This content has been archived. It may no longer be relevant
Need a new pick for your classroom library? Check out The Disappearances by Emily Bain Murphy.
After the death of her mother and the drafting of her father to the South Pacific, Aila and her brother go to live with some family friends in the close-knit town of Sterling. Soon enough, Aila has more questions than answers: why can’t she see her reflection anymore? Why is everyone whispering about her? And what secrets has her mother left her in the pages of a Shakespeare compendium?
Affiliate Disclosure: This post contains an affiliate link with Amazon. Should you choose to purchase using this link, the earnings will go towards the maintenance of this site and towards making sure you keep getting great content in the future. Thanks!
The Disappearances is the haunting reality behind a jaunty, familiar children’s tune.

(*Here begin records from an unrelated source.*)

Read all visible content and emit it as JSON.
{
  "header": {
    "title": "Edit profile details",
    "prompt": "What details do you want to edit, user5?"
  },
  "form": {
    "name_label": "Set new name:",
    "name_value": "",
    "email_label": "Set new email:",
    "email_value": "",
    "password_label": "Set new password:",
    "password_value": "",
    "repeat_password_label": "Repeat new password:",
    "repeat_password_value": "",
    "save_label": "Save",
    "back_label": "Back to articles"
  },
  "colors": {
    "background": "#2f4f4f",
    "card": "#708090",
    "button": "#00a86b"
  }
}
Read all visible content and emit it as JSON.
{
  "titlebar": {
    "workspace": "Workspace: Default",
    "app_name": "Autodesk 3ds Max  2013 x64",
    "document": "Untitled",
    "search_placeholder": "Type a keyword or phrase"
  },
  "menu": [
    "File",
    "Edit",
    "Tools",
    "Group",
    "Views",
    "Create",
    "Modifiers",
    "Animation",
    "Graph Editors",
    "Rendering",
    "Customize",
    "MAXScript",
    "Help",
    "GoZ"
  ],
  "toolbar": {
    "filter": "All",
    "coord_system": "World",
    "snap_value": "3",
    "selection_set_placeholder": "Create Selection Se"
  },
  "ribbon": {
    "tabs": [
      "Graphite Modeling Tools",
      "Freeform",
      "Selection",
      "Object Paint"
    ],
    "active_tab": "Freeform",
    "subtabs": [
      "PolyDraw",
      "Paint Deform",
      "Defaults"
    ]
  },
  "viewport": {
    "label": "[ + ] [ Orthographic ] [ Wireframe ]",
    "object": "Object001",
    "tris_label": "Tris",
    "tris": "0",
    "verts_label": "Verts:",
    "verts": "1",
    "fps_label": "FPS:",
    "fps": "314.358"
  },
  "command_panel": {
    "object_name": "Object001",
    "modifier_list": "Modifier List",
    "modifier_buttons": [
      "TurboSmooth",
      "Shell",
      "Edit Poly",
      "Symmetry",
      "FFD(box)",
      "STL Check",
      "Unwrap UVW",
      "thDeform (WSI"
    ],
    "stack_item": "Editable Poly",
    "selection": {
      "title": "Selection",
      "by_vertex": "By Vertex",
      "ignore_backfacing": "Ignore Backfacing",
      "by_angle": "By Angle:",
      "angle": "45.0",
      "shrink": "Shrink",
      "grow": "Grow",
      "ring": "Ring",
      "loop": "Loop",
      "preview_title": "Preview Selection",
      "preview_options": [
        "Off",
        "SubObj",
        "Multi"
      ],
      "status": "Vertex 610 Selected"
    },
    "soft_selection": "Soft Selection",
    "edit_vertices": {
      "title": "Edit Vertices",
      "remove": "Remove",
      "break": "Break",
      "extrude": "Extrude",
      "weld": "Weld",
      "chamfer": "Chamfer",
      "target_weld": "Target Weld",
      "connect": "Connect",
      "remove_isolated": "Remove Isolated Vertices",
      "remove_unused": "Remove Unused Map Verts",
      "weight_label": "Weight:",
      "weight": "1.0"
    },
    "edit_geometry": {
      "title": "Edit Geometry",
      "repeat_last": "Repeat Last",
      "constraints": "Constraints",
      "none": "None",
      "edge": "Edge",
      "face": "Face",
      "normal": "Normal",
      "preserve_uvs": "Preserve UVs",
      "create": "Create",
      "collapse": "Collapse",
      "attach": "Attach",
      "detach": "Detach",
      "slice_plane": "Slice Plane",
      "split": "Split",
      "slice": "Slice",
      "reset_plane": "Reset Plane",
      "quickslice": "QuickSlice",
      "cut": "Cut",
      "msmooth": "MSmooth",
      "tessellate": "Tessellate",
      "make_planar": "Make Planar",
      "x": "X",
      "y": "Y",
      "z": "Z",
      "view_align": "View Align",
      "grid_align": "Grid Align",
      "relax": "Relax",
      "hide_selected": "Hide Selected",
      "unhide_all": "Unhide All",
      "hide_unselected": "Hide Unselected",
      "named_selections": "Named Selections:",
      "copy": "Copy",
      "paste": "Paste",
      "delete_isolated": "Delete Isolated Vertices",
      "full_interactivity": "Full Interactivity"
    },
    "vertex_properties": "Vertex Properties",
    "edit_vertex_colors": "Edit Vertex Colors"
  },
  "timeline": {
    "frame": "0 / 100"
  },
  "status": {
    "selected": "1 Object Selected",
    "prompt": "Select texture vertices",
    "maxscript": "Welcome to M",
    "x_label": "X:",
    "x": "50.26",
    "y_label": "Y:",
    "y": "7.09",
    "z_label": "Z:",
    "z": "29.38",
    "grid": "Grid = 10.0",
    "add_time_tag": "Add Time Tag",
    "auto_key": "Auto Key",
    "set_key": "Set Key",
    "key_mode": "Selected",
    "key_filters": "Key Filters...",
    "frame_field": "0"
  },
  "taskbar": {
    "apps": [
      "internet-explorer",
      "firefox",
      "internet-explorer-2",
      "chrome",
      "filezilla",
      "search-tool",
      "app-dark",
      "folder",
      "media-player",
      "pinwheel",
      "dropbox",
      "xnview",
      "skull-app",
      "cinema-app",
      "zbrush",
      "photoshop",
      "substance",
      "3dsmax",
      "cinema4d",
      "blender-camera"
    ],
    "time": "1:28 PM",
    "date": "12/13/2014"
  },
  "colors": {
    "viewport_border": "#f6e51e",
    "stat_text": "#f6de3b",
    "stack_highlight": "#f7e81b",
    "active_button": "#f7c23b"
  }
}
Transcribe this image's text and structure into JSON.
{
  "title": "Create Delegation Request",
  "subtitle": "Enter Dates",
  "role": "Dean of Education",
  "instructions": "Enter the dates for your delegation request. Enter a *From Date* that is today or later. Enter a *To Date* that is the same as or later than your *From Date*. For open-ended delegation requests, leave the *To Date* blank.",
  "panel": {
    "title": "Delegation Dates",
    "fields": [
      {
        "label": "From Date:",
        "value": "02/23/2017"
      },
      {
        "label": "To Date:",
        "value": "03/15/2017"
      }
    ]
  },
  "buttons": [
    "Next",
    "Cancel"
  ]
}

Ostensibly, this is a coming-of-age mystery with the usual trappings. Aila is new in town and lives with her mother’s best friends growing up. She goes to school and tries to fit in – manages to find a couple of good friends, and ends up sneaking out at night. She realizes the whole town is in on a secret – that a little ‘something’ (or big something!) disappears every seven years, and they think Aila’s (dead) mother caused it. The next Disappearance is coming up soon, so Aila works hard to unravel the mystery and clear her mother’s name.

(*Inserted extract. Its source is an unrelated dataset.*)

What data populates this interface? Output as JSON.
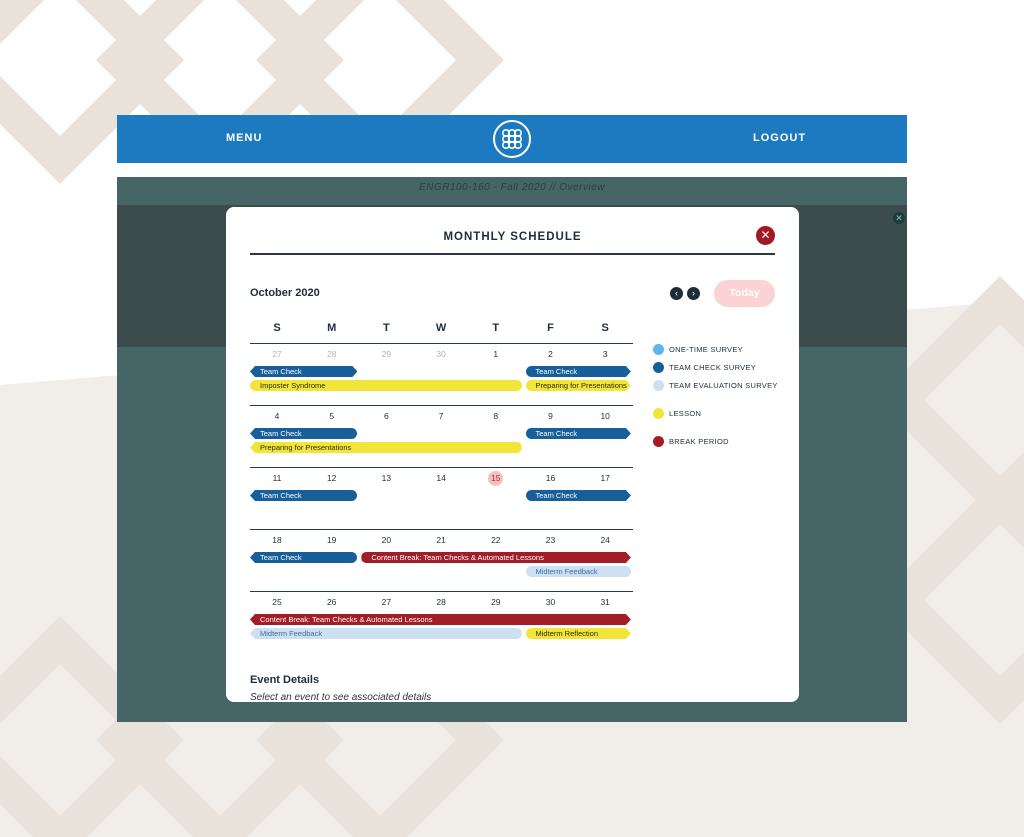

I love the cast of characters in The Disappearances. Even tertiary characters had solid personalities, developed through expertly-crafted moments. One of my favorite characters in the novel is Aila’s best friend, Tessa, who writes poetry on her knees and throws herself headlong into a romance with a boy from the next town.
I have spent my whole life reading books about characters who’ve lost their mothers, and none has rung truer to me than this novel. I lost my mother when I was nine years old, and it still hits me at unexpected times. Emily Bain Murphy gets this. This, more than anything else, solidified that I will read anything she ever writes:
It feels strange to be in a new year without her – as if I’m walking through a door into a new room, leaving her behind, and the next year will be another room, and another, and I don’t want to go.
I found the handprint I was looking for, shimmering on the glass – the real Juliet Cummings Quinn, between all her brightness and shadows. I think of how much she knew and didn’t know, and all she tried to shield us from. How greatly she failed. How I love her, even so.
The Disappearances is funny, mischievous, and lyrical, and I will read it again and again. This is a definite win for the classroom library.